During periods when the closure is tightened these family visits are stopped or made virtually impossible by the imposition of impractical requirements; which are: only one visit ticket may be issued for each family; a list of the names of visitors must be submitted in advance to the Israeli side; the deadline for issuing tickets for visits is four days before the visit; the visitors are limited to fathers and sons of any age, mothers, daughters and wives, of any age; and only brothers and sisters of up to 16 years of age. Information obtained by the Palestinian Centre indicates that 65 prisoners receive no visits because no member of their families qualifies according to these prerequisites, and a further 50 prisoners are denied family visits for undisclosed security reasons.

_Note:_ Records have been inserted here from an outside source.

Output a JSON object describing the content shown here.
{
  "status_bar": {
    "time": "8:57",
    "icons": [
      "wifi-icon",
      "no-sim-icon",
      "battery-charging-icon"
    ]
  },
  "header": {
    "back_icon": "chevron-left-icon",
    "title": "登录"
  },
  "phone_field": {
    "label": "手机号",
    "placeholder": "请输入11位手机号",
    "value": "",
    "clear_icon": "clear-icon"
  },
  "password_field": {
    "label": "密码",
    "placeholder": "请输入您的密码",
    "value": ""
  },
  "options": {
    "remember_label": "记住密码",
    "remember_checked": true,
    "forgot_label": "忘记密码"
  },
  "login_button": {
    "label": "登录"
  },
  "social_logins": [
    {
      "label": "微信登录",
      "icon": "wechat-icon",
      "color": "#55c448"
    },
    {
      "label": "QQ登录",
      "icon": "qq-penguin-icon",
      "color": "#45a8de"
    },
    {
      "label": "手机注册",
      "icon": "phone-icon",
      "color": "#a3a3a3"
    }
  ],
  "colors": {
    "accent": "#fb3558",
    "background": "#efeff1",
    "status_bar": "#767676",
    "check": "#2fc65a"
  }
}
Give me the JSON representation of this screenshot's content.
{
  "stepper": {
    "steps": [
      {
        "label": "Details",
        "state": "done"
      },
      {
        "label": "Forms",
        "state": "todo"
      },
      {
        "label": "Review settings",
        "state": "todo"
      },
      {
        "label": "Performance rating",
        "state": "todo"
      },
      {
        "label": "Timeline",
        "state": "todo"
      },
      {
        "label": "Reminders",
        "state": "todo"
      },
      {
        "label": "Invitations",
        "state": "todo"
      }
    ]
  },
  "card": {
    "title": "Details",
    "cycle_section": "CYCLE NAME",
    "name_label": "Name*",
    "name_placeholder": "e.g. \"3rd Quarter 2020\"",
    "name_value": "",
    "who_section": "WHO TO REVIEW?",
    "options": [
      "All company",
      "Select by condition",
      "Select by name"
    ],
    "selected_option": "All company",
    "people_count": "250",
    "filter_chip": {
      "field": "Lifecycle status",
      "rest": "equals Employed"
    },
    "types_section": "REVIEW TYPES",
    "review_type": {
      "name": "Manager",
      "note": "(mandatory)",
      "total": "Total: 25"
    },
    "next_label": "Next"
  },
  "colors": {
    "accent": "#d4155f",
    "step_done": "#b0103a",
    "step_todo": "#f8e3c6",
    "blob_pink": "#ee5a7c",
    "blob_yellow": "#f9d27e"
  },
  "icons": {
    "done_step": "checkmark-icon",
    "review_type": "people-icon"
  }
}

Even when granted permission, logistical arrangements enforced by Israel make visits extremely difficult for families: they are required to walk the one kilometre in a caged corridor in the security zones between Israeli and Palestinian checkpoints; at the Israeli checkpoint the families may be subjected to security procedures that can take up to three hours. Even after this, and despite obtaining an exit permit beforehand, many visitors are still refused permission to make the prison visit at the Israeli military crossing.
The Government of Israel has continually broken the agreement it made with the International Committee of the Red Cross. Most recently, on 15 April, the ICRC refused to accept a reduced offer of travel to 300 persons, 200 from West Bank and 100 from Gaza Strip, during the period of the Muslim Feast, because this breached the understanding they had reached last year.
Conclusion: Economic and Social Suffering Creates a Security Risk
The Israeli Closure of the Occupied Territories, as a policy and in practice, is a violation of international law, specifically, it constitutes collective punishment of the Palestinian people and violates the Fourth Geneva Convention.
Israeli Military Closure brings about intolerable suffering, a recent report by the Office of the UN Special Co-ordinator in the Occupied Territories states that economic losses are calculated at $6 billion between 1992 and 1996. These losses cannot be ameliorated by international aid to the PNA which totals only $2.18 billion. The social consequences of this are significant; the quality of life for Palestinians in the OPTs has deteriorated significantly since the advent of the peace process, which promised to improve the standard of living.
Israel’s claims that closure guarantees security have been disproven; rather it serves to contribute to the deterioration of the security situation by violating human rights, creating an environment of social hardship and dissent, and is therefore inadmissible.
The ineffectiveness of the Israeli Military Closure, the social and economic consequences, the security risk that this creates and the fact that the closure is a violation of international law makes it imperative that the policy is brought to an end.
The Palestinian Centre for Human Rights calls upon the international community to actively pressure Israel to cease its policy of closure.